The upset was not so much about Like Crazy itself but the expectations attached to Martha Marcy May Marlene (pictured), writer/director T. Sean Durkin's unsettling, elliptical story of a young woman emerging from a Manson-like cult. Despite having a title that was nearly impossible to remember, MMMM was the talk of the festival from day one, and each screening seemed to compound its chances. I couldn't wait in a press or ticket line (and I waited in many, many of them) without hearing chatter about the film and its title character, played by Elizabeth Olsen—the unlikely younger sister of the Olsen twins. Shot by rising star Jody Lee Lipes (the cinematographer behind last year's indie success story, Tiny Furniture), the film relies heavily on atmosphere and the negative space Durkin builds into his story.

A willful lack of backstory leaves Martha's reasons for running off into New York's Catskills unknown (a major complaint from other critics, it didn't bother me too much). Durkin moves back and forth between the young woman's time on a twisted commune run by the reliably creepy John Hawkes and the asylum she seeks at the swishy Connecticut home shared by her wary sister Lucy (Sarah Paulson) and Lucy's even warier husband (Hugh Dancy).

As far as they know Martha disappeared for two years to start a new life with a boyfriend, which in a way she did. This boyfriend, however, deflowers every young woman who stumbles onto his commune in a horrible, vaguely Mormon ritual, and works to brainwash them into total submission. Lucy is increasingly baffled by Martha's queer, traumatised behaviour, and Martha slips into what is either a state of paranoia or real danger. Durkin, who appeared after the screening I attended, said that most important outcome of developing the film at the Sundance Institute was the boost in confidence it gave him to tell the story his way. That confidence certainly comes through in the film's structure and the shaping of Olsen's magnetic performance, though to me the extent of the ellipses felt more like a cheat than an effective choice. Durkin didn't leave Sundance empty-handed: Along with a distribution deal he was awarded with a directing prize.

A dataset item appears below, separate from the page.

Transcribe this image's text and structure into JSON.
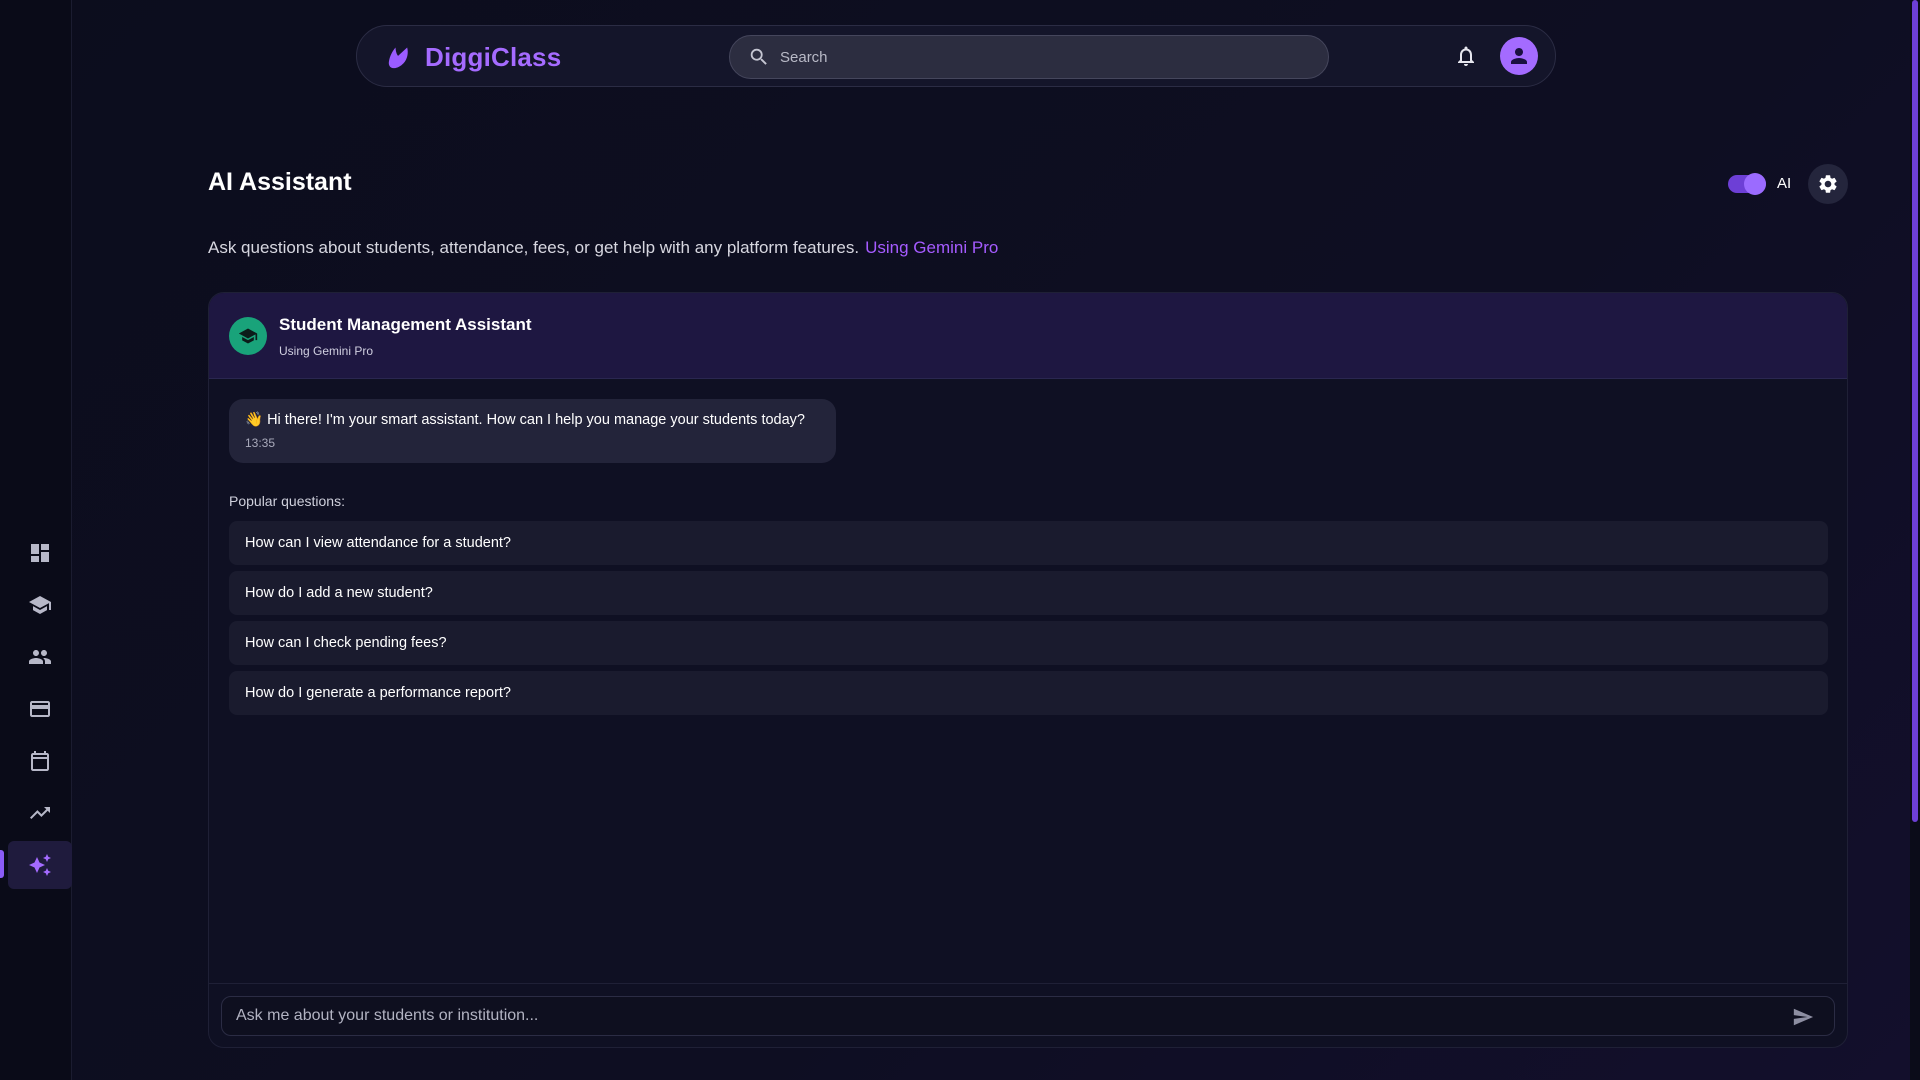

The competing films, of course, are the focus, but I have to admit one of the most impressive things I saw at Sundance didn't involve a screening room. A fair number of the people I knew at the festival were not there as journalists, industry players or even avid filmgoers—no matter what they said—but as fledglings of various stripes. I was skeptical about what kind of advantage an aspiring artist might gain in a festival setting; then I watched my roommate put a movie together in a matter of days. A writer who completed his first original screenplay a month ago, he came to Sundance to make things happen.

His ace in the hole was the movie star who had recently bought the rights to one of his books. The movie star was also attending, and he and his manager were considering my friend's request that he play a smaller role in his recently completed script, which he had decided to direct as well. Phone calls and emails flew around our little HQ, and meetings were hooked up—via a well-connected friend—with potential producers. Meetings and phone calls seemed to be the point—part of an elaborate mating ritual foreign and a little baffling to writers.

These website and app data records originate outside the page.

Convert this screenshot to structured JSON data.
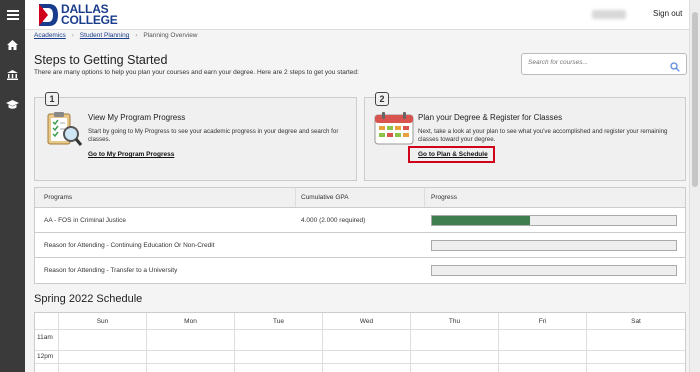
{
  "header": {
    "logo_line1": "DALLAS",
    "logo_line2": "COLLEGE",
    "signout_label": "Sign out",
    "brand_color": "#1a3c8c"
  },
  "sidebar": {
    "icons": [
      "hamburger-icon",
      "home-icon",
      "bank-icon",
      "graduation-cap-icon"
    ]
  },
  "breadcrumb": {
    "items": [
      "Academics",
      "Student Planning",
      "Planning Overview"
    ]
  },
  "page": {
    "title": "Steps to Getting Started",
    "intro": "There are many options to help you plan your courses and earn your degree. Here are 2 steps to get you started:"
  },
  "search": {
    "placeholder": "Search for courses..."
  },
  "steps": [
    {
      "number": "1",
      "title": "View My Program Progress",
      "description": "Start by going to My Progress to see your academic progress in your degree and search for classes.",
      "link": "Go to My Program Progress"
    },
    {
      "number": "2",
      "title": "Plan your Degree & Register for Classes",
      "description": "Next, take a look at your plan to see what you've accomplished and register your remaining classes toward your degree.",
      "link": "Go to Plan & Schedule"
    }
  ],
  "programs": {
    "headers": [
      "Programs",
      "Cumulative GPA",
      "Progress"
    ],
    "rows": [
      {
        "name": "AA - FOS in Criminal Justice",
        "gpa": "4.000 (2.000 required)",
        "progress": 0.4
      },
      {
        "name": "Reason for Attending - Continuing Education Or Non-Credit",
        "gpa": "",
        "progress": 0
      },
      {
        "name": "Reason for Attending - Transfer to a University",
        "gpa": "",
        "progress": 0
      }
    ],
    "progress_color": "#3e7e4f"
  },
  "schedule": {
    "title": "Spring 2022 Schedule",
    "days": [
      "Sun",
      "Mon",
      "Tue",
      "Wed",
      "Thu",
      "Fri",
      "Sat"
    ],
    "times": [
      "11am",
      "12pm"
    ]
  }
}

The insanely well-attended afterparty for the movie star's premiere was my friend's green light Rubicon: If he could get the star to commit, he knew the rest would fall into place. He and I were caught up in the tight, slow-swirling orbit that formed around the movie star the moment he walked in. I broke off but he kept moving toward the room's irresistible gravitational center. When they finally did collide, the usual shouty, swaying party conversation ensued. At some point my friend went for it, asking for a commitment even as a prominent documentary filmmaker, every proper movie star's sidekick, trapped them in her lights and began rolling.

Everyone's attached to something in Hollywood, but I think I witnessed the moment my friend got attached to Hollywood itself. A shouted YES from a movie star in a wig amid a terrifying crush of people and suddenly things were serious: the producers wanted to meet again and talk contracts; the lawyers wanted to hold out for bigger numbers; the ingénue wanted to meet for sushi and tell him about her eating disorder. It happened at Sundance. See you next year!